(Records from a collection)

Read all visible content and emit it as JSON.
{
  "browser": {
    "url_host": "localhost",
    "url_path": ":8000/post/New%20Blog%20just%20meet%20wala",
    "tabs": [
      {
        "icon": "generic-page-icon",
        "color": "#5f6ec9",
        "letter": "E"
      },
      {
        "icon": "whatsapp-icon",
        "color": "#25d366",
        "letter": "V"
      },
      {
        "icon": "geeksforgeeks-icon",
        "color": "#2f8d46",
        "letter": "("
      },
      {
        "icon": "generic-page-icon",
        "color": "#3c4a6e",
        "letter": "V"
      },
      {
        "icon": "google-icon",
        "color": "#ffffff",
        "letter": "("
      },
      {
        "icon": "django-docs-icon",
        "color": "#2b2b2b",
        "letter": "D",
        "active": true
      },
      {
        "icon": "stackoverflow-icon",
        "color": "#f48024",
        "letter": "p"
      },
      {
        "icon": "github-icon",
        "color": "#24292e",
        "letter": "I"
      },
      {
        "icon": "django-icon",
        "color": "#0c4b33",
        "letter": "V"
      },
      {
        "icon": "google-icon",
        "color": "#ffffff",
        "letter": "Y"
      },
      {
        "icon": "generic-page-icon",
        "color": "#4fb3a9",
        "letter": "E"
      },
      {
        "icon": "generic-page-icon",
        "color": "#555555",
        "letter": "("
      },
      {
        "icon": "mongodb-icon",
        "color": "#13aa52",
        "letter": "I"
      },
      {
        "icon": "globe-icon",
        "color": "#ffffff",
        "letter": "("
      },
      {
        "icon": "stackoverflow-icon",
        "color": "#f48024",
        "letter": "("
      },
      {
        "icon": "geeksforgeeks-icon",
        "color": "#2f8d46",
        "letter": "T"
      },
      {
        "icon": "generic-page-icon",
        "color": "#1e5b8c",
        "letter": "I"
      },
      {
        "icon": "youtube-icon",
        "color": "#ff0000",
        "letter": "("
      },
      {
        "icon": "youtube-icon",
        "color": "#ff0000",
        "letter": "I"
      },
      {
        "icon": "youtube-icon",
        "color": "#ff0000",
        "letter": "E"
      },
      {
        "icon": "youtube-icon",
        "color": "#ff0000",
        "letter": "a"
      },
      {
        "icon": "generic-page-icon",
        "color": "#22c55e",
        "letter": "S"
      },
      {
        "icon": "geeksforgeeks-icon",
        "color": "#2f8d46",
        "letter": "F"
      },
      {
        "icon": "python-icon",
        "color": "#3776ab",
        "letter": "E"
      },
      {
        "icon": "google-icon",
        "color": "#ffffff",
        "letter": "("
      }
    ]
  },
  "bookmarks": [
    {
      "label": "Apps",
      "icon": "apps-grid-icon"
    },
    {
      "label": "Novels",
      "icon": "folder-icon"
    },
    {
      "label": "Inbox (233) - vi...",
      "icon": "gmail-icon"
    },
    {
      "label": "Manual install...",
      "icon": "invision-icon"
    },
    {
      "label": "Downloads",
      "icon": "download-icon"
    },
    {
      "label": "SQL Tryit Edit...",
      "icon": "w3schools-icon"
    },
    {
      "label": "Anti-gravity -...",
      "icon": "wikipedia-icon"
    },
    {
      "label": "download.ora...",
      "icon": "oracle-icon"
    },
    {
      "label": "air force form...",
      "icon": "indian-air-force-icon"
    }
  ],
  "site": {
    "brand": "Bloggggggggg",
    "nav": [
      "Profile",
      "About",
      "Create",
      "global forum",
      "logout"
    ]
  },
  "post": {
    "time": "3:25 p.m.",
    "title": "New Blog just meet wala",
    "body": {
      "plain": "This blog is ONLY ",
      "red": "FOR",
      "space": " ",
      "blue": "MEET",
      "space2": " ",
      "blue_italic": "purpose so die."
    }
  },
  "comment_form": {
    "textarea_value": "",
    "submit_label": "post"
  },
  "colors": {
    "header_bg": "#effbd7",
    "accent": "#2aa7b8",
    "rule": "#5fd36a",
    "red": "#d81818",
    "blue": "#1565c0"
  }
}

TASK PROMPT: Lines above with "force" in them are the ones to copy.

EXERCISE ANSWER:
      "label": "air force form...",
      "icon": "indian-air-force-icon"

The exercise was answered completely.